Kishor Nagula

Runa Tea’s Low-Calorie, High-Impact Model: With revenues reaching $1M Runa is generating income for 2,000 farming families.

A great-tasting, caffeine-containing, calorie-conscious tea WITH a sustainable environmental impact?

I didn’t think such a product could exist until I looked into Runa Tea, one of the latest brands in the business with social impact space. Currently, Runa has revenues hovering around $1,000,000 annually and in turn is generating over $100,000 of direct income per year for 2,000 farming families.

I spoke with the founder, Tyler Gage, a few days back and was humbled to hear the inspiration behind the company, the beginnings of operation and subsequent success in product sales.

Kishor Nagula: What was the inspiration for starting Runa?

Tyler Gage: During college, I spent two years researching and living in the Amazon, which engendered my love and passion for the rainforest. Through these experiences, I learned not only how important the rainforest is to those living in the Amazon, but also the struggles families have in maintaining traditional values while generating sustainable income.

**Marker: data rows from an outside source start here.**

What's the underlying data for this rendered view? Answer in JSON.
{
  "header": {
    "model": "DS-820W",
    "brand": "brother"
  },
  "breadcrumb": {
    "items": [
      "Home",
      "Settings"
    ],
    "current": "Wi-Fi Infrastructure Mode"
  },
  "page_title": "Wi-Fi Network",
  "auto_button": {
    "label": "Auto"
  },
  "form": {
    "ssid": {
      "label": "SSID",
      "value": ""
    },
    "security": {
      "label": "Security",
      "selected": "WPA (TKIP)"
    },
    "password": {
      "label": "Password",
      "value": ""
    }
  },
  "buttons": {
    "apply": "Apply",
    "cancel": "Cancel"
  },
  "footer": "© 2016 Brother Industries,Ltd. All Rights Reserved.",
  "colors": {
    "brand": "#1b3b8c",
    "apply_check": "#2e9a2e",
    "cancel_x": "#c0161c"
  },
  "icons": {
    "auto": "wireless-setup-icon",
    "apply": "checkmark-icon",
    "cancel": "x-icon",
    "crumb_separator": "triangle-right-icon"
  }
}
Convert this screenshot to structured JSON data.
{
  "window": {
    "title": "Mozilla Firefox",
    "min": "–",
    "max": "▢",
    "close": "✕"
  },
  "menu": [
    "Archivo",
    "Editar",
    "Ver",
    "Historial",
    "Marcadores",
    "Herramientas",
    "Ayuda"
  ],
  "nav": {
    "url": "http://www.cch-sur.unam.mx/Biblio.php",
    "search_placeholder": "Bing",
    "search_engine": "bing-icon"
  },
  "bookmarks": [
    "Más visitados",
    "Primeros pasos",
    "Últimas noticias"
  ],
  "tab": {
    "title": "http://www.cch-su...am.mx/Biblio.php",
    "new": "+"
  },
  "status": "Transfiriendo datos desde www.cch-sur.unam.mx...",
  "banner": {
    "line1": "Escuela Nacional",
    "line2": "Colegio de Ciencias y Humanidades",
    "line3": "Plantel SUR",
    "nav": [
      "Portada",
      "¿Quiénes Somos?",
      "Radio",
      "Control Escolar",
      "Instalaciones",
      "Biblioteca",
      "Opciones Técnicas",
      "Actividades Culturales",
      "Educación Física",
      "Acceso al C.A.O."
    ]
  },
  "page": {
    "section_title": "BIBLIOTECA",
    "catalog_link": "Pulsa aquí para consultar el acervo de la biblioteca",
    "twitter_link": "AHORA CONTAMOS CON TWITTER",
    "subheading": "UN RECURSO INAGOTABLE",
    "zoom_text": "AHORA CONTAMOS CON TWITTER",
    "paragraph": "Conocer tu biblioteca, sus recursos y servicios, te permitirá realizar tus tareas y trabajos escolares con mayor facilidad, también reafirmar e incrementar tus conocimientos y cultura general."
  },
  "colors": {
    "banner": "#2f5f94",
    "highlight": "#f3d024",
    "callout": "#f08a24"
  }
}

Armed with that idea, I came to the foundation of Runa – what if business could solve both these ideas while using markets to support development?

Around the same time, I routinely started drinking guayusa tea – a tea leaf native to the Amazon – because of its great taste and high energy content. I quickly realized the potential for the tea and came up with the idea to produce and manufacture the tea in the open markets. I took an entrepreneur class during my last year in college and wrote a business plan on Runa that eventually won a case competition in Brown and helped structure the business.

KN: Could you talk a little bit about starting the business?

Tyler Gage photo

TG: When I first decided to start the business, I knew my biggest struggle would be getting a constant and sustainable source of guayusa. I spent the first two years building the supply chain and getting the tea from Ecuador to the U.S. I also spent a great deal of time building partnerships, starting with the participating Ecuadorian community and expanding to partners at non-profits and with the government. The game-changing moment came when I received a grant from the ministry of exports to research into manufacturing guayusa; this was huge, not only from a financing standpoint but through the governmental endorsement.

KN: What was your a-ha moment when you realized Runa’s market potential?

TG: Runa can be found at many natural food stores, with Whole Foods perhaps as the most notable. And the energy drink market is exceedingly huge (around $6 billion in the US) with high calorie drinks, so I knew that Runa could fill a mainstream, market void with its caffeinated but calorie conscious tea if given a chance. That chance came in 2011 when Runa first hit the shelves at Stop and Shop stores around the country, which in some sense, came as a seal of approval that Runa can really scale outside the natural food sales market.

KN: Can you talk a bit about Runa’s foundation and its relationship with the for-profit Runa brand?

TG: The foundation – as well as Runa’s – mission is to create livelihoods for farmers. The foundation is essential in incubating initiatives, through research and development, training and technical assistance and through market access. For example, one goal is to assist farmers with sustainable production while improving access to the broader market, all with the intent to maximize profits for the farmers and for Runa.

Runa Tea Photo

KN: What advice do you have for aspiring social entrepreneurs?

TG: Two bits of advice:

1) For any company interested in starting a business motivated by a social cause, make sure the product can sell and the business is successful. I’ve observed a tendency of entrepreneurs in this market focus too much on the social aspect and less on the business, and as a consequence, not succeed. So it’s important to understand how to make a business first and then start layering in the social components.

2) Take the time to pilot the business on a small scale first and then work out the kinks through gradual improvements.

Agriculture, Health Care, Social Enterprise
nutrition, social enterprise